The Amalekites were one of the archenemies of the Israelites. They were an ancient biblical nation living south of the land of Canaan in the Negev region. The Amalekites are renowned in the Bible as the first nation to attack the Israelites after the Exodus from Egypt.
But where did this nation come from? Now to get the lineage right let’s go to the Bible records. The Amalekites are named after Amalek who was the son of Eliphaz, who was the son of Esau, the father of the Edomites. Esau was a son of Isaac, who was the son of Abraham. And Esau was the twin brother of Jacob, who was the father of the Israelites.
But there was enmity between the twin brothers because Jacob tricked his father Isaac into giving him the birthright blessing that should have gone to the firstborn son, Esau. This hatred was passed down to his descendants, including his grandson, Amalek.
The warlike Amalekites were a constant enemy of the Israelites. Here are some of the stories in the Bible about their conflict with Israel.
In Exodus 17:8-16, we read how Amalek and his tribe makes war in the wilderness against the Israelites as they came out of slavery in Egypt. The Hebrew leader, Moses orders Joshua to lead Israel into battle against the Amalekites. Now this is a fierce hand-to-hand combat with spears, swords, and shields.

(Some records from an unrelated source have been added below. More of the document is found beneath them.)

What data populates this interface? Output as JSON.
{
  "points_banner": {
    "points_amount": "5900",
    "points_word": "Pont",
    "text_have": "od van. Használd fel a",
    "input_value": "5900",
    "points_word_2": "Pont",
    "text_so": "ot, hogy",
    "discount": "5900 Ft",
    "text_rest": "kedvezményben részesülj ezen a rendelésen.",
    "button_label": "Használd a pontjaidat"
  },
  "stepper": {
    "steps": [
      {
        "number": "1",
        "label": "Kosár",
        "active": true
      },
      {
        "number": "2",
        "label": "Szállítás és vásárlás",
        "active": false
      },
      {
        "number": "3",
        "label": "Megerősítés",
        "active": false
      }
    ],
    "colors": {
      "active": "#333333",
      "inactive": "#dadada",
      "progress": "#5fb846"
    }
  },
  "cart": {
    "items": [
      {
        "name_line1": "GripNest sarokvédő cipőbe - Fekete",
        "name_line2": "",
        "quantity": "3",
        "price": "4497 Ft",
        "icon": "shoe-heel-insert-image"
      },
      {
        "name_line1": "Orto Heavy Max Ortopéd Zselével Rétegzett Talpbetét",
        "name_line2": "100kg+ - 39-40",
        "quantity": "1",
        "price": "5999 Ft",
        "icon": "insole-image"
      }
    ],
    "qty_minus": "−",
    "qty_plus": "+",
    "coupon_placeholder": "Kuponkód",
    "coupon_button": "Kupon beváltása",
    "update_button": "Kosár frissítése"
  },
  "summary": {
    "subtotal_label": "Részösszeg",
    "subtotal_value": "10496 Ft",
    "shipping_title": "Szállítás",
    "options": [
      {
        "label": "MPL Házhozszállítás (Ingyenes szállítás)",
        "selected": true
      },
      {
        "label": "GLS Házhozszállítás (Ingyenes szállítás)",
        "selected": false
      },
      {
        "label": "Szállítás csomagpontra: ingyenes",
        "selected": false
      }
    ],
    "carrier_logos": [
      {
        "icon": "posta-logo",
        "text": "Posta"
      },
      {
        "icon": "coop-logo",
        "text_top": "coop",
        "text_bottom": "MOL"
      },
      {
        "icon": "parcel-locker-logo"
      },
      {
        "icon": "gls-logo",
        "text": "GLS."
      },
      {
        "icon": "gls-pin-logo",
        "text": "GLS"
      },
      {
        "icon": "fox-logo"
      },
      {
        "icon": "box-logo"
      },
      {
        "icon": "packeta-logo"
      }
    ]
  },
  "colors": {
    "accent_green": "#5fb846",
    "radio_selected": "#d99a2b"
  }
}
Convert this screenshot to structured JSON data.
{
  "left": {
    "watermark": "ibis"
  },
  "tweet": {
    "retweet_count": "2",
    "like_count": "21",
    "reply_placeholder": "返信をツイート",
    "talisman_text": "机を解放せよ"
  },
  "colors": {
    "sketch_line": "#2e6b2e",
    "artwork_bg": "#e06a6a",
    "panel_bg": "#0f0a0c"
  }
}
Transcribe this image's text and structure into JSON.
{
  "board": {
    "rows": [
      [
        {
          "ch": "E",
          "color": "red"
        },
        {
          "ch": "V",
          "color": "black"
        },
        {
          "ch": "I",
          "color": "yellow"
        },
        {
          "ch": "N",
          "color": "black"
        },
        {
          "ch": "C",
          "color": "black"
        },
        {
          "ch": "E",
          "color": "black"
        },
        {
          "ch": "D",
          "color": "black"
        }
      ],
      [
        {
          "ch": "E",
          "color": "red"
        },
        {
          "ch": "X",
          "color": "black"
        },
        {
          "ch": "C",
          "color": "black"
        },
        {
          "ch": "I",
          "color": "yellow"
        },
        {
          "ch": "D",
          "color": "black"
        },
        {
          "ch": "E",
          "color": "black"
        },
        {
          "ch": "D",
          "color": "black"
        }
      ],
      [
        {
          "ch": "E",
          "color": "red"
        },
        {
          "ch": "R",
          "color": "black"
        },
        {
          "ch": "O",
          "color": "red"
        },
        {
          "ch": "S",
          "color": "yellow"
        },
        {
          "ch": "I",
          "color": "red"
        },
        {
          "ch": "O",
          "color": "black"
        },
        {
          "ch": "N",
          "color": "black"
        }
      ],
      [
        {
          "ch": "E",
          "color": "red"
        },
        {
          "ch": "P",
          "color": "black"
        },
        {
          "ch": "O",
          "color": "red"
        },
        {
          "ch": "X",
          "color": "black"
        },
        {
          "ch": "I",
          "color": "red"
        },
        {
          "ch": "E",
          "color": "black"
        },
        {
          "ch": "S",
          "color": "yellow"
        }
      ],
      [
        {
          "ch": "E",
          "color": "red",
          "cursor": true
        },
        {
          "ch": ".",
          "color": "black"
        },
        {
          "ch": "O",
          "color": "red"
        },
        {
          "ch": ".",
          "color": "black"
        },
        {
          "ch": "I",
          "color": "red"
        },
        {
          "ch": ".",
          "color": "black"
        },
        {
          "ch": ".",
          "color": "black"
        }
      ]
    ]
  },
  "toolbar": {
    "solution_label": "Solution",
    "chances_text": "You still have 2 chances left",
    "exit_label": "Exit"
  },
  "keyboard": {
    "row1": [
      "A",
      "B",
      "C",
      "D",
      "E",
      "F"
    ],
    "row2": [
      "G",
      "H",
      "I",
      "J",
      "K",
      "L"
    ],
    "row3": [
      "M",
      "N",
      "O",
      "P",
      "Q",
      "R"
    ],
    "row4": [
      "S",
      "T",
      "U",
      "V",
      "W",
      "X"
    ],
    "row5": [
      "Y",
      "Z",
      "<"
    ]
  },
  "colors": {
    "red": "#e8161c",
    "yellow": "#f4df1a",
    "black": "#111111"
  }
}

Moses watches the battle from a nearby hillside. When Moses’ hands are raised, Israel prevails, but when they are lowered, Israel falters. So, those men with Moses, help to keep his hands raised through the entire battle until Israel wins the battle.
Then in Deuteronomy 25:17-19, we read that the Amalekites were cursed, and their annihilation predicted when the Israelites were specifically commanded to “blot out the remembrance of Amalek from under heaven” once they have taken possession of the promised land in retribution for “what Amalek did to [them] on the way as [they] were coming out of Egypt.”
In the book of I Samuel 15, the prophet Samuel identifies Amalek as the enemy of the Israelites, saying “Thus says the Lord of hosts: I will punish Amalek for what he did to Israel, how he ambushed him on the way when he came up from Egypt.”
God then commands Saul to destroy the Amalekites and carried out a systematic campaign against them. The prophet Samuel even identifies King Agag of Amalek as an enemy and killer, saying “As your sword has made women childless, so shall your mother be childless among women.”
Then again in I Samuel 30 there is the record of when the Amalekites invaded and burnt the town of Ziklag and took away its people into captivity. The future king David leads a successful counterattack against the Amalekites to recover the people and “all that the Amalekites had carried away”.
Then in II Samuel 1, we read how an Amalekite warrior tells David that he found King Saul leaning on his spear after the battle of Gilboa. The Amalekite proudly claims to have killed King Saul and removed his crown. Dismayed that the Amalekite should kill the anointed king of Israel, David gives orders to his men to kill the Amalekite.
Stories about the Amalekites are mentioned 23 times in 9 books of the Bible. The last time they are mentioned in the Bible is in I Chronicles 4:42,43, when the last remnants of the Amalekites were annihilated by the Simeonites during the time of King Hezekiah.
But what is surprising is that at the moment, over 2000 years later, there is no archaeological evidence or reference of the Amalekite people outside the Bible.
So, if you would like to read the stories in the Bible of the Amalekites and other ancient nations, then I’d like to recommend The Incredible Journey free Bible Reading Guide. Just scan the QR code on the screen or go to The Incredible Journey website, tij.tv to receive your free Bible Reading Guide.